Data excerpts:
........

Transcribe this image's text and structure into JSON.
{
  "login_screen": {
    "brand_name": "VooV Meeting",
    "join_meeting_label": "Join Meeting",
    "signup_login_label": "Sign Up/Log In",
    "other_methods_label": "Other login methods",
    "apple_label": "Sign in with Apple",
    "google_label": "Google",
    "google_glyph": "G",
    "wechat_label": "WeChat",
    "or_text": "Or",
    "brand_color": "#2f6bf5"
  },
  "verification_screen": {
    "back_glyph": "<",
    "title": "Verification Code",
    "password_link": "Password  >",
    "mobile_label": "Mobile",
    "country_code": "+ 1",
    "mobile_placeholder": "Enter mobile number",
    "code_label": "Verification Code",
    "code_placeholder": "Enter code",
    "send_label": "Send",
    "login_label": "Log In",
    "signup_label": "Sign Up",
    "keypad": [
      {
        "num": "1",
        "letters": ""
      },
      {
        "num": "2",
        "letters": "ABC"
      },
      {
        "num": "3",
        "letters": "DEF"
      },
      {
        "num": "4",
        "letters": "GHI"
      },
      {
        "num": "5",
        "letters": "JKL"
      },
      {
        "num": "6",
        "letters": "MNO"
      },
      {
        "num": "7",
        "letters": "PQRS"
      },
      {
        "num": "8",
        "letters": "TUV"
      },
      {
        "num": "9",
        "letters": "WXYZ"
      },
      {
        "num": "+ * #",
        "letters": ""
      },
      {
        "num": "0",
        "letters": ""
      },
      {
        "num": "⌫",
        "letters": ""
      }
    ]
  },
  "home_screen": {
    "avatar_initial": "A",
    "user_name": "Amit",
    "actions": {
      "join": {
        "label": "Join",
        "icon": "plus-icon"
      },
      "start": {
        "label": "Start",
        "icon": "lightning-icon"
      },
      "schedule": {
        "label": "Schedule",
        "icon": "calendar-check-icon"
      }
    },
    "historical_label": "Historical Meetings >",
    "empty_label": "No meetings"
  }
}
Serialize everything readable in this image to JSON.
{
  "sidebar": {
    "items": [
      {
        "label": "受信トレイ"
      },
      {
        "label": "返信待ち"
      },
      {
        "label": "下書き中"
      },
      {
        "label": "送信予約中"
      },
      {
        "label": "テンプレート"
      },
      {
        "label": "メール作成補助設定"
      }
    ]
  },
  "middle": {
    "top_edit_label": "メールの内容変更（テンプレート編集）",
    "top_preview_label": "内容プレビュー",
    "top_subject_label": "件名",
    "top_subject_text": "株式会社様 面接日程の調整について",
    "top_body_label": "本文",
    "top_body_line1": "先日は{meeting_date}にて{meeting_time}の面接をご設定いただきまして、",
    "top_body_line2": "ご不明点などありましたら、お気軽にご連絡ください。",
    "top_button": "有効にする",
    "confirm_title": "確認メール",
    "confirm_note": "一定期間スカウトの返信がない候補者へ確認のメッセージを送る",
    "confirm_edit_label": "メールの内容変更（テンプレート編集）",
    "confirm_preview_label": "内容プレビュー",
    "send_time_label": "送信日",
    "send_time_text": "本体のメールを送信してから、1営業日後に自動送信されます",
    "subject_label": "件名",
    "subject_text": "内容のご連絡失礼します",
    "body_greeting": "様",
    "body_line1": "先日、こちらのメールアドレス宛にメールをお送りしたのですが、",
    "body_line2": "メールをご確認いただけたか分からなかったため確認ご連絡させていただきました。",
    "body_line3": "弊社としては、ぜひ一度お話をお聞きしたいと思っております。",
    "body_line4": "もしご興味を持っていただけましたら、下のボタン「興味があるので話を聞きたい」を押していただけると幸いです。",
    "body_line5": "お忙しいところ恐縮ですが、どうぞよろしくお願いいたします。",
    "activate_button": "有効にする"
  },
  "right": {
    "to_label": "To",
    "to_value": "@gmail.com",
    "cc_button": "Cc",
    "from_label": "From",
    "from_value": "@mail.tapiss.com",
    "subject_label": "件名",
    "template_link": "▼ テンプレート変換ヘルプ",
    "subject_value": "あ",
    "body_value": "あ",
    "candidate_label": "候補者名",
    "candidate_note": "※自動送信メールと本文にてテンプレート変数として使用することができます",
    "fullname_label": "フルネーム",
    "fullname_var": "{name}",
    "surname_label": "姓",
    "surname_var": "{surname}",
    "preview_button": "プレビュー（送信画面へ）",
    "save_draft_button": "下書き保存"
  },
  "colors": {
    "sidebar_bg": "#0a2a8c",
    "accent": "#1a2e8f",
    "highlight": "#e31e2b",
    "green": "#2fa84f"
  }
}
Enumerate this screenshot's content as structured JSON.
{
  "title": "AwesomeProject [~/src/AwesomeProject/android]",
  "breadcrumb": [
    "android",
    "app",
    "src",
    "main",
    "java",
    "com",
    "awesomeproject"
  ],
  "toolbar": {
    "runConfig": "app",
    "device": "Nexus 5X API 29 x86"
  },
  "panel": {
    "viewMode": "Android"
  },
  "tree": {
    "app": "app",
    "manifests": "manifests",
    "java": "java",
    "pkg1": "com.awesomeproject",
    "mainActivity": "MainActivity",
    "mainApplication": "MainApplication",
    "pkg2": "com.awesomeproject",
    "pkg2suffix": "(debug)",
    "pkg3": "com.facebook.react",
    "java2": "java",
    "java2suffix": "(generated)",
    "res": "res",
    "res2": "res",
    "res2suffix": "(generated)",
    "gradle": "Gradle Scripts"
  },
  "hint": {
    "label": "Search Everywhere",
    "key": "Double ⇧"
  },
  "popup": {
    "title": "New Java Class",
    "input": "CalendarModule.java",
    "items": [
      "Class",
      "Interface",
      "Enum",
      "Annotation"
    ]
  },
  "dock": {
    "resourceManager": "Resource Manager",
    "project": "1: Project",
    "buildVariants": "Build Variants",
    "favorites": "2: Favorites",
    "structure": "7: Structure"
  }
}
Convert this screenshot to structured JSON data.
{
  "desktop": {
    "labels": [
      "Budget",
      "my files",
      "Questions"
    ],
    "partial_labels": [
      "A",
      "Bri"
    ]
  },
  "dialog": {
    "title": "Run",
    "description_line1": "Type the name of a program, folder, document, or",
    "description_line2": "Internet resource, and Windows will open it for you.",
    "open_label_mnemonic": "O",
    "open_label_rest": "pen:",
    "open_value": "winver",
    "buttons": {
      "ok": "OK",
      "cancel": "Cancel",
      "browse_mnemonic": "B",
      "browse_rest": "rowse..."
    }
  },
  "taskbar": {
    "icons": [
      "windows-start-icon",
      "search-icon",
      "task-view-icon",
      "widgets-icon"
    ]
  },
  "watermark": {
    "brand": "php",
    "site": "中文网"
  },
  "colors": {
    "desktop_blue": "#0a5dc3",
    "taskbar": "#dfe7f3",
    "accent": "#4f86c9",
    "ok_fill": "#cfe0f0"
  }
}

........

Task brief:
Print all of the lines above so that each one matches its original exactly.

Solution to the exercise:
Transcribe this image's text and structure into JSON.
{
  "login_screen": {
    "brand_name": "VooV Meeting",
    "join_meeting_label": "Join Meeting",
    "signup_login_label": "Sign Up/Log In",
    "other_methods_label": "Other login methods",
    "apple_label": "Sign in with Apple",
    "google_label": "Google",
    "google_glyph": "G",
    "wechat_label": "WeChat",
    "or_text": "Or",
    "brand_color": "#2f6bf5"
  },
  "verification_screen": {
    "back_glyph": "<",
    "title": "Verification Code",
    "password_link": "Password  >",
    "mobile_label": "Mobile",
    "country_code": "+ 1",
    "mobile_placeholder": "Enter mobile number",
    "code_label": "Verification Code",
    "code_placeholder": "Enter code",
    "send_label": "Send",
    "login_label": "Log In",
    "signup_label": "Sign Up",
    "keypad": [
      {
        "num": "1",
        "letters": ""
      },
      {
        "num": "2",
        "letters": "ABC"
      },
      {
        "num": "3",
        "letters": "DEF"
      },
      {
        "num": "4",
        "letters": "GHI"
      },
      {
        "num": "5",
        "letters": "JKL"
      },
      {
        "num": "6",
        "letters": "MNO"
      },
      {
        "num": "7",
        "letters": "PQRS"
      },
      {
        "num": "8",
        "letters": "TUV"
      },
      {
        "num": "9",
        "letters": "WXYZ"
      },
      {
        "num": "+ * #",
        "letters": ""
      },
      {
        "num": "0",
        "letters": ""
      },
      {
        "num": "⌫",
        "letters": ""
      }
    ]
  },
  "home_screen": {
    "avatar_initial": "A",
    "user_name": "Amit",
    "actions": {
      "join": {
        "label": "Join",
        "icon": "plus-icon"
      },
      "start": {
        "label": "Start",
        "icon": "lightning-icon"
      },
      "schedule": {
        "label": "Schedule",
        "icon": "calendar-check-icon"
      }
    },
    "historical_label": "Historical Meetings >",
    "empty_label": "No meetings"
  }
}
Serialize everything readable in this image to JSON.
{
  "sidebar": {
    "items": [
      {
        "label": "受信トレイ"
      },
      {
        "label": "返信待ち"
      },
      {
        "label": "下書き中"
      },
      {
        "label": "送信予約中"
      },
      {
        "label": "テンプレート"
      },
      {
        "label": "メール作成補助設定"
      }
    ]
  },
  "middle": {
    "top_edit_label": "メールの内容変更（テンプレート編集）",
    "top_preview_label": "内容プレビュー",
    "top_subject_label": "件名",
    "top_subject_text": "株式会社様 面接日程の調整について",
    "top_body_label": "本文",
    "top_body_line1": "先日は{meeting_date}にて{meeting_time}の面接をご設定いただきまして、",
    "top_body_line2": "ご不明点などありましたら、お気軽にご連絡ください。",
    "top_button": "有効にする",
    "confirm_title": "確認メール",
    "confirm_note": "一定期間スカウトの返信がない候補者へ確認のメッセージを送る",
    "confirm_edit_label": "メールの内容変更（テンプレート編集）",
    "confirm_preview_label": "内容プレビュー",
    "send_time_label": "送信日",
    "send_time_text": "本体のメールを送信してから、1営業日後に自動送信されます",
    "subject_label": "件名",
    "subject_text": "内容のご連絡失礼します",
    "body_greeting": "様",
    "body_line1": "先日、こちらのメールアドレス宛にメールをお送りしたのですが、",
    "body_line2": "メールをご確認いただけたか分からなかったため確認ご連絡させていただきました。",
    "body_line3": "弊社としては、ぜひ一度お話をお聞きしたいと思っております。",
    "body_line4": "もしご興味を持っていただけましたら、下のボタン「興味があるので話を聞きたい」を押していただけると幸いです。",
    "body_line5": "お忙しいところ恐縮ですが、どうぞよろしくお願いいたします。",
    "activate_button": "有効にする"
  },
  "right": {
    "to_label": "To",
    "to_value": "@gmail.com",
    "cc_button": "Cc",
    "from_label": "From",
    "from_value": "@mail.tapiss.com",
    "subject_label": "件名",
    "template_link": "▼ テンプレート変換ヘルプ",
    "subject_value": "あ",
    "body_value": "あ",
    "candidate_label": "候補者名",
    "candidate_note": "※自動送信メールと本文にてテンプレート変数として使用することができます",
    "fullname_label": "フルネーム",
    "fullname_var": "{name}",
    "surname_label": "姓",
    "surname_var": "{surname}",
    "preview_button": "プレビュー（送信画面へ）",
    "save_draft_button": "下書き保存"
  },
  "colors": {
    "sidebar_bg": "#0a2a8c",
    "accent": "#1a2e8f",
    "highlight": "#e31e2b",
    "green": "#2fa84f"
  }
}
Enumerate this screenshot's content as structured JSON.
{
  "title": "AwesomeProject [~/src/AwesomeProject/android]",
  "breadcrumb": [
    "android",
    "app",
    "src",
    "main",
    "java",
    "com",
    "awesomeproject"
  ],
  "toolbar": {
    "runConfig": "app",
    "device": "Nexus 5X API 29 x86"
  },
  "panel": {
    "viewMode": "Android"
  },
  "tree": {
    "app": "app",
    "manifests": "manifests",
    "java": "java",
    "pkg1": "com.awesomeproject",
    "mainActivity": "MainActivity",
    "mainApplication": "MainApplication",
    "pkg2": "com.awesomeproject",
    "pkg2suffix": "(debug)",
    "pkg3": "com.facebook.react",
    "java2": "java",
    "java2suffix": "(generated)",
    "res": "res",
    "res2": "res",
    "res2suffix": "(generated)",
    "gradle": "Gradle Scripts"
  },
  "hint": {
    "label": "Search Everywhere",
    "key": "Double ⇧"
  },
  "popup": {
    "title": "New Java Class",
    "input": "CalendarModule.java",
    "items": [
      "Class",
      "Interface",
      "Enum",
      "Annotation"
    ]
  },
  "dock": {
    "resourceManager": "Resource Manager",
    "project": "1: Project",
    "buildVariants": "Build Variants",
    "favorites": "2: Favorites",
    "structure": "7: Structure"
  }
}
Convert this screenshot to structured JSON data.
{
  "desktop": {
    "labels": [
      "Budget",
      "my files",
      "Questions"
    ],
    "partial_labels": [
      "A",
      "Bri"
    ]
  },
  "dialog": {
    "title": "Run",
    "description_line1": "Type the name of a program, folder, document, or",
    "description_line2": "Internet resource, and Windows will open it for you.",
    "open_label_mnemonic": "O",
    "open_label_rest": "pen:",
    "open_value": "winver",
    "buttons": {
      "ok": "OK",
      "cancel": "Cancel",
      "browse_mnemonic": "B",
      "browse_rest": "rowse..."
    }
  },
  "taskbar": {
    "icons": [
      "windows-start-icon",
      "search-icon",
      "task-view-icon",
      "widgets-icon"
    ]
  },
  "watermark": {
    "brand": "php",
    "site": "中文网"
  },
  "colors": {
    "desktop_blue": "#0a5dc3",
    "taskbar": "#dfe7f3",
    "accent": "#4f86c9",
    "ok_fill": "#cfe0f0"
  }
}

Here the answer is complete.